209 - Tailoring Selection of Transforaminal Interbody Spacer Based on Biomec...

General Session: Biomechanics - Hall F

Presented by: J. Godzik


J. Godzik(1), J. Lehrman(2), A. Newcomb(2), M. Ramkumar(2), A. Whiting(1), B. Kelly(2), L. Snyder(1)

(1) Barrow Neurological Institute, Phoenix, AZ, United States
(2) Barrow Neurological Institute, Spinal Biomechanics Laboratory, Phoenix, AZ, United States


Introduction: Transforaminal lumbar interbody fusion (TLIF) has emerged as a commonly used method for lumbar fusion, with many indications, including foraminal decompression, stabilization, and improvement of segmental lordosis. While many TLIF interbody spacer options exist, attaining surgical success may be contingent upon matching design strengths with surgical goals.
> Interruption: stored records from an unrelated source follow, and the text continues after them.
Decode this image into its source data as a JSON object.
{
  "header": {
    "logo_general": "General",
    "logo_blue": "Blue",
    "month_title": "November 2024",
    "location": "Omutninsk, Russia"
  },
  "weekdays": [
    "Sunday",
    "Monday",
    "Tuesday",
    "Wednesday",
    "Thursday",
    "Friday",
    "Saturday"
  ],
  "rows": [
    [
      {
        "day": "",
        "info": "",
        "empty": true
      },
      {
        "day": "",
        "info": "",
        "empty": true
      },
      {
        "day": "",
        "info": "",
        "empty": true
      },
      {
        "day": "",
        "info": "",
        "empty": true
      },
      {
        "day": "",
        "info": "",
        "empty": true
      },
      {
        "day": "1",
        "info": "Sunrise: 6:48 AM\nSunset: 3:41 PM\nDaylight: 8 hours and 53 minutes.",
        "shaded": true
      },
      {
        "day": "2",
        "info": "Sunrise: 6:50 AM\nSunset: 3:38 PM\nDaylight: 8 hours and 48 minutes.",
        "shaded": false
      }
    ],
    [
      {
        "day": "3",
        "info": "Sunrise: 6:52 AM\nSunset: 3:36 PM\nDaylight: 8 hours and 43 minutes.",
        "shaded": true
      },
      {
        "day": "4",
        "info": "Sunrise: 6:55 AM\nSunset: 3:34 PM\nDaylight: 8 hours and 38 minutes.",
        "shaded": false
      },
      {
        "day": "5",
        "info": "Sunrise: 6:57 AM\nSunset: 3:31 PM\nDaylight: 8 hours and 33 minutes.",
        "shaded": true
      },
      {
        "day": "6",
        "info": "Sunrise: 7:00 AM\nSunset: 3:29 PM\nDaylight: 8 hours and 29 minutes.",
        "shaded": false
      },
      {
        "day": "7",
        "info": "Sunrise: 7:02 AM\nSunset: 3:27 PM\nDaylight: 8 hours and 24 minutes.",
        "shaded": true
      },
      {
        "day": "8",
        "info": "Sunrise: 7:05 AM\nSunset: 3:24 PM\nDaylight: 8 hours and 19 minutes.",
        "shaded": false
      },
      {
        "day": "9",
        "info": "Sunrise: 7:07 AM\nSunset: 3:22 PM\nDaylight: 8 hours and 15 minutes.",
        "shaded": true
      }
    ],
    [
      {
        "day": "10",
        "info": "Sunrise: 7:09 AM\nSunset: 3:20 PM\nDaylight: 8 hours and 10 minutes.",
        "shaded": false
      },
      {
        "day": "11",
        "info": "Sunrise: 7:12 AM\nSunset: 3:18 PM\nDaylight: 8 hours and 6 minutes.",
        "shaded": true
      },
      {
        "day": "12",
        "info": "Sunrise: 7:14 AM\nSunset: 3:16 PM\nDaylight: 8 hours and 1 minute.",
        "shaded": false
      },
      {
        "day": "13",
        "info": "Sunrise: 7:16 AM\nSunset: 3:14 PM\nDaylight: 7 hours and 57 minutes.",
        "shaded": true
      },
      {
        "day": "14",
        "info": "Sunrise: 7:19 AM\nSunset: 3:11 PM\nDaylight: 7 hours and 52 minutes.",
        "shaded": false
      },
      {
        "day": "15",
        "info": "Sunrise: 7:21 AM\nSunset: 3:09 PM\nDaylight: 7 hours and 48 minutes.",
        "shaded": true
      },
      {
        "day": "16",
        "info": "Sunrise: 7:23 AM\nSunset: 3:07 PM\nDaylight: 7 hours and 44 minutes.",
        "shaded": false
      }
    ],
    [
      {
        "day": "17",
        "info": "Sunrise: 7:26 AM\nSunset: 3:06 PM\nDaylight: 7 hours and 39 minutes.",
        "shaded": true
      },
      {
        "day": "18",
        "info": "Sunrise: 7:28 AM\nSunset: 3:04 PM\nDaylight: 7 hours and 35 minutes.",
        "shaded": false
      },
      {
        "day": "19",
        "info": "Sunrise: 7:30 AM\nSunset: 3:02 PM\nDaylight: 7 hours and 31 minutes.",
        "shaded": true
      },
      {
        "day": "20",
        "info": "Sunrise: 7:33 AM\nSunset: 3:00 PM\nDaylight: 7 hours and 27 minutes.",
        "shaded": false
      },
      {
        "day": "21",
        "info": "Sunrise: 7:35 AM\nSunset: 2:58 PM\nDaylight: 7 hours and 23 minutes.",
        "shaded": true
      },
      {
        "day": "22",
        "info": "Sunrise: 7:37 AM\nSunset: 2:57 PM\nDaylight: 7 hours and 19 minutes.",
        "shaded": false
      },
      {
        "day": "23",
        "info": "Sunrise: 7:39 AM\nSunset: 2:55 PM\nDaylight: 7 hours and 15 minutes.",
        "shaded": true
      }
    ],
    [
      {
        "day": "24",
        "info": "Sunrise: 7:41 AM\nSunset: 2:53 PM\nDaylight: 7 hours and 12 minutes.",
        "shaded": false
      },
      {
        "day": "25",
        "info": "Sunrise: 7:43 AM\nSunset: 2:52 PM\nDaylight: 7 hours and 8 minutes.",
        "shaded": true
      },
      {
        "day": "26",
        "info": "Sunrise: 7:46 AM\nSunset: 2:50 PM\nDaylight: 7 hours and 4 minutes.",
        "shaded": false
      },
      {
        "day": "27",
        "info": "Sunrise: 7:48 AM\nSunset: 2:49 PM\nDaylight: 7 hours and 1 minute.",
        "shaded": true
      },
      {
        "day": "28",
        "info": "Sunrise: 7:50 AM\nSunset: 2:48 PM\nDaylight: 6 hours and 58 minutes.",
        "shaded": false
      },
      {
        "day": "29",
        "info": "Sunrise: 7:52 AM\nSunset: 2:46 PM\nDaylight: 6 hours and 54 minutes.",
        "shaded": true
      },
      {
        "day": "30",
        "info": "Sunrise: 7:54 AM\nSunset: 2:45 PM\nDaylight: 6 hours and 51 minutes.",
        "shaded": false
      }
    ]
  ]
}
In this cadaveric biomechanical study, we investigated the effects of a novel expandable interbody spacer and two traditional spacer designs with posterior augmentation in regards to stability, compressive stiffness, foraminal height, and segmental lordosis. To evaluate the biomechanical stability, compressive stiffness, foraminal height, and segmental lordosis achievable with a novel expandable lumbar interbody spacer and traditional fixed spacers.

Methods: Standard nondestructive flexibility tests (7.5 Nm) were performed on 7 cadaveric lumbar specimens (L3-S1) to assess intervertebral stability of three types of posterior interbody spacer constructs with posterior screw rod fixation (PSR) bilaterally at L4/L5. Stability was determined as mean range of motion (ROM) in flexion/extension (F/E), right and left lateral bending (LB), and right and left axial rotation (AR). Axial compressive loading (300 N) was performed to determine compressive stiffness. Additionally, foraminal height and segmental lordosis were evaluated using x-ray interpretation and image analysis following controlled posterior rod compression (170 N each side). Comparisons were made for 4 conditions: 1) intact; 2) 28 mm length expandable spacer (ES+PSR); 3) 26mm length fixed ovoid spacer (FOS+PSR); and, 4) 24 mm fixed rectangular spacer (FRS+PSR). Testing order was randomized between conditions 2-4. Data were analyzed using RM-ANOVA (P< 0.05).

Results: All constructs demonstrated greater stability at L4/L5 than intact (p< 0.001). There were no significant differences in ROM during F/E, AR, or LB between constructs. Similarly, the compressive stiffness was significantly greater than intact for all cases (p< 0.010), but there were no significant differences between constructs (p>0.75). ES+PSR demonstrated significantly increased mean foraminal height at L4-5 than FRS+PSR (p=0.026). ES+PSR demonstrated higher anterior disc height than FOS+PSR (14.9mm vs. 13.6mm, p=0.04), and higher posterior disc height than intact (p=0.002), FOS+PSR (p< 0.001), and FRS+PSR (p< 0.001). There were no significant differences in segmental lordosis between FOS+PSR (10.0±2.3°), ES+PSR (7.9±0.3°), and FRS+PSR (10.1±1.3°).

Conclusion: While the expandable interbody spacer provided similar segmental lordosis compared to traditional spacers of different shapes, it did so with the benefit of increased foraminal decompression and greater disc height compared to traditional spacers. If an expandable interbody spacer provides the same lordosis with a slightly longer length and thus a greater footprint, it may also contribute to less subsidence, although subsidence was not measured in this study. All these factors must be taken into account when choosing an interbody spacer during the TLIF approach, and thus the interbody spacer can be tailored to match surgical goals and indications.